Masumi Arabashiri "First Run" - Junmai Ginjo Nama Sake

wcp_price - 3850 wcp_compare_at_price - 0 - wcp_compare_at_price_max - 0 - wcp_compare_at_price_min - 0 - wcp_price_max - 3850 - wcp_price_min - 3850 - wcp_v_price - 3850 - wcp_v_compare_at_price - 0 -
£38.50

"Fresh and vibrant, with savoury flavour notes."

 

Fresh and vibrant, with flavour amplitude rare in a young, unpasteurised sake. Savoury notes add to the taste enjoyment. Made with a strain of the No. 7 yeast discovered at Masumi’s brewery 70 years ago.

It is all in the name. "First Run", or "Arabashiri" in Japanese, is the first sake of the brewing year and a privilege limited to a few. In Japan, most breweries produce their sake during the Winter months, starting on October 01st (World Sake Day) and finishing in Spring. This "First Run" by Masumi is, therefore, the brewery very first pressed and bottled batch.
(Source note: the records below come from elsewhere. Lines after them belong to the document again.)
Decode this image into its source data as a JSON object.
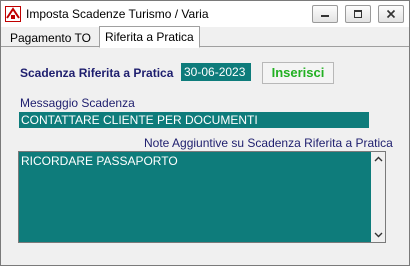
{
  "window": {
    "title": "Imposta Scadenze Turismo / Varia",
    "icon": "app-icon"
  },
  "titlebar_buttons": {
    "minimize": "minimize-icon",
    "maximize": "maximize-icon",
    "close": "close-icon"
  },
  "tabs": [
    {
      "label": "Pagamento TO",
      "active": false
    },
    {
      "label": "Riferita a Pratica",
      "active": true
    }
  ],
  "form": {
    "scadenza_label": "Scadenza Riferita a Pratica",
    "scadenza_value": "30-06-2023",
    "inserisci_label": "Inserisci",
    "messaggio_label": "Messaggio Scadenza",
    "messaggio_value": "CONTATTARE CLIENTE PER DOCUMENTI",
    "note_label": "Note Aggiuntive su Scadenza Riferita a Pratica",
    "note_value": "RICORDARE PASSAPORTO"
  },
  "colors": {
    "field_background": "#0e7c7b",
    "label_color": "#1e1e6e",
    "button_text": "#22b022"
  }
}
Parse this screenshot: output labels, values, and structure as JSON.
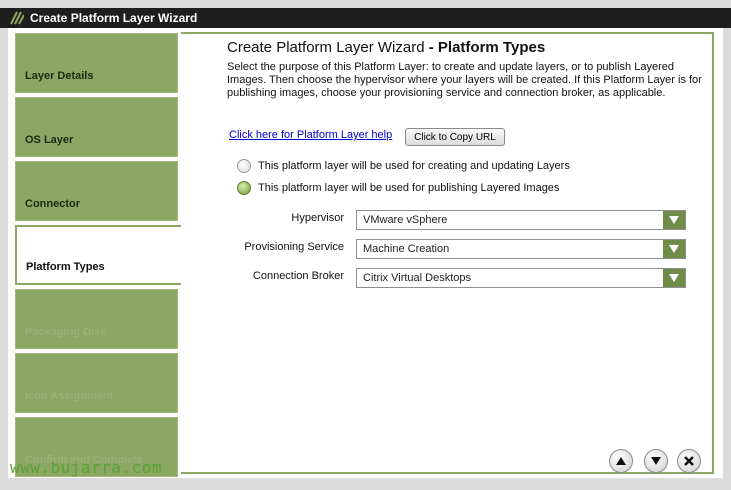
{
  "window": {
    "title": "Create Platform Layer Wizard"
  },
  "nav": {
    "items": [
      {
        "label": "Layer Details",
        "state": "enabled"
      },
      {
        "label": "OS Layer",
        "state": "enabled"
      },
      {
        "label": "Connector",
        "state": "enabled"
      },
      {
        "label": "Platform Types",
        "state": "active"
      },
      {
        "label": "Packaging Disk",
        "state": "disabled"
      },
      {
        "label": "Icon Assignment",
        "state": "disabled"
      },
      {
        "label": "Confirm and Complete",
        "state": "disabled"
      }
    ]
  },
  "main": {
    "heading_prefix": "Create Platform Layer Wizard",
    "heading_suffix": "- Platform Types",
    "description": "Select the purpose of this Platform Layer: to create and update layers, or to publish Layered Images. Then choose the hypervisor where your layers will be created. If this Platform Layer is for publishing images, choose your provisioning service and connection broker, as applicable.",
    "help_link": "Click here for Platform Layer help",
    "copy_url_button": "Click to Copy URL",
    "radio_options": [
      {
        "label": "This platform layer will be used for creating and updating Layers",
        "checked": false
      },
      {
        "label": "This platform layer will be used for publishing Layered Images",
        "checked": true
      }
    ],
    "fields": {
      "hypervisor": {
        "label": "Hypervisor",
        "value": "VMware vSphere"
      },
      "provisioning": {
        "label": "Provisioning Service",
        "value": "Machine Creation"
      },
      "broker": {
        "label": "Connection Broker",
        "value": "Citrix Virtual Desktops"
      }
    }
  },
  "colors": {
    "accent": "#8ba763",
    "dropdown_arrow": "#6f8c49",
    "link": "#0000cc",
    "titlebar": "#1f1f1f"
  },
  "watermark": "www.bujarra.com"
}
Characteristics of "First Run" Arabashiri Junmai Ginjjo

ABV: 17%

Grade: Junmai Ginjo Nama Genshu

Taste: Light & Dry

Storage: Keep refrigerated at all times (unpasteurised)

Rice Variety: Sankeinishiki, Hitogokochi

Yeast: Masumi Association No.7

Brewing Method: Sokujo

Polishing Ratio: 55%

Acidity: 2.3

SMV: -5

Food Pairing

Robust and spicy foods—even Cuban and Brazilian fare.

Recommended Serving Temperature

Chilled

Region

The Miyasaka Brewery is located in Nagano prefecture.

The Miyasaka Brewery

Founded in 1662 in the town of Suwa in Nagano Prefecture, the Miyasaka Brewery are the creators of Masumi sake, one of the highest name of the sake world. In 1920, the brewery’s president at the time, Masaru Miyasaka, then took a bold decision. He appointed a 28 years old sake prodigy as the Brew Master to revive the brewery; his name was Chisato Kubota. The revival plan worked and in 1936 Miyasaka won the first of many top honours at the Japan National Sake Appraisal. Then the brewery reached another high in 1946 with the discovery of a new yeast variety by Brew Master Chisato Kubota. This yeast will later be known as Yeast No. 7 and become central to sake making in Japan.